[RECORDS]

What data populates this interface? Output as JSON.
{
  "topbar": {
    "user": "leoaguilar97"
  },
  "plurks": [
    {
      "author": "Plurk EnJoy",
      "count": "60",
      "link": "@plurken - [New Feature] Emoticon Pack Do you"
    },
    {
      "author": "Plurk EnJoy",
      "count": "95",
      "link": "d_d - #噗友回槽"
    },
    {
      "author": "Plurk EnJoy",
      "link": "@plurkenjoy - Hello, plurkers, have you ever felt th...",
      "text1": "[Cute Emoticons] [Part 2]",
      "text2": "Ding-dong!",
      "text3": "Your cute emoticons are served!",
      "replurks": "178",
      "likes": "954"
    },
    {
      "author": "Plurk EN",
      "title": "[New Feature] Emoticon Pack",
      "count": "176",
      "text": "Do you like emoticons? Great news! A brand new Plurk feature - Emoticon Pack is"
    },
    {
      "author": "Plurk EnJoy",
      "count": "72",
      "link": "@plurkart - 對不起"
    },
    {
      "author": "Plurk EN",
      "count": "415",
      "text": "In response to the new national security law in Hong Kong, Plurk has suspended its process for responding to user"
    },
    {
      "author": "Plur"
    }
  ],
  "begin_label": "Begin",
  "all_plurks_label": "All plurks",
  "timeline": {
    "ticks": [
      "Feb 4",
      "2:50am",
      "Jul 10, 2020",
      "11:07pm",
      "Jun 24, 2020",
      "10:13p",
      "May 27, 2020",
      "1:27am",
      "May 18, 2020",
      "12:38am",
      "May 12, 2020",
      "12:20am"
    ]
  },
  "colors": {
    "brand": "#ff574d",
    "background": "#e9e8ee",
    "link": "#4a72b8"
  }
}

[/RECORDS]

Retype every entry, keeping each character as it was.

What data populates this interface? Output as JSON.
{
  "topbar": {
    "user": "leoaguilar97"
  },
  "plurks": [
    {
      "author": "Plurk EnJoy",
      "count": "60",
      "link": "@plurken - [New Feature] Emoticon Pack Do you"
    },
    {
      "author": "Plurk EnJoy",
      "count": "95",
      "link": "d_d - #噗友回槽"
    },
    {
      "author": "Plurk EnJoy",
      "link": "@plurkenjoy - Hello, plurkers, have you ever felt th...",
      "text1": "[Cute Emoticons] [Part 2]",
      "text2": "Ding-dong!",
      "text3": "Your cute emoticons are served!",
      "replurks": "178",
      "likes": "954"
    },
    {
      "author": "Plurk EN",
      "title": "[New Feature] Emoticon Pack",
      "count": "176",
      "text": "Do you like emoticons? Great news! A brand new Plurk feature - Emoticon Pack is"
    },
    {
      "author": "Plurk EnJoy",
      "count": "72",
      "link": "@plurkart - 對不起"
    },
    {
      "author": "Plurk EN",
      "count": "415",
      "text": "In response to the new national security law in Hong Kong, Plurk has suspended its process for responding to user"
    },
    {
      "author": "Plur"
    }
  ],
  "begin_label": "Begin",
  "all_plurks_label": "All plurks",
  "timeline": {
    "ticks": [
      "Feb 4",
      "2:50am",
      "Jul 10, 2020",
      "11:07pm",
      "Jun 24, 2020",
      "10:13p",
      "May 27, 2020",
      "1:27am",
      "May 18, 2020",
      "12:38am",
      "May 12, 2020",
      "12:20am"
    ]
  },
  "colors": {
    "brand": "#ff574d",
    "background": "#e9e8ee",
    "link": "#4a72b8"
  }
}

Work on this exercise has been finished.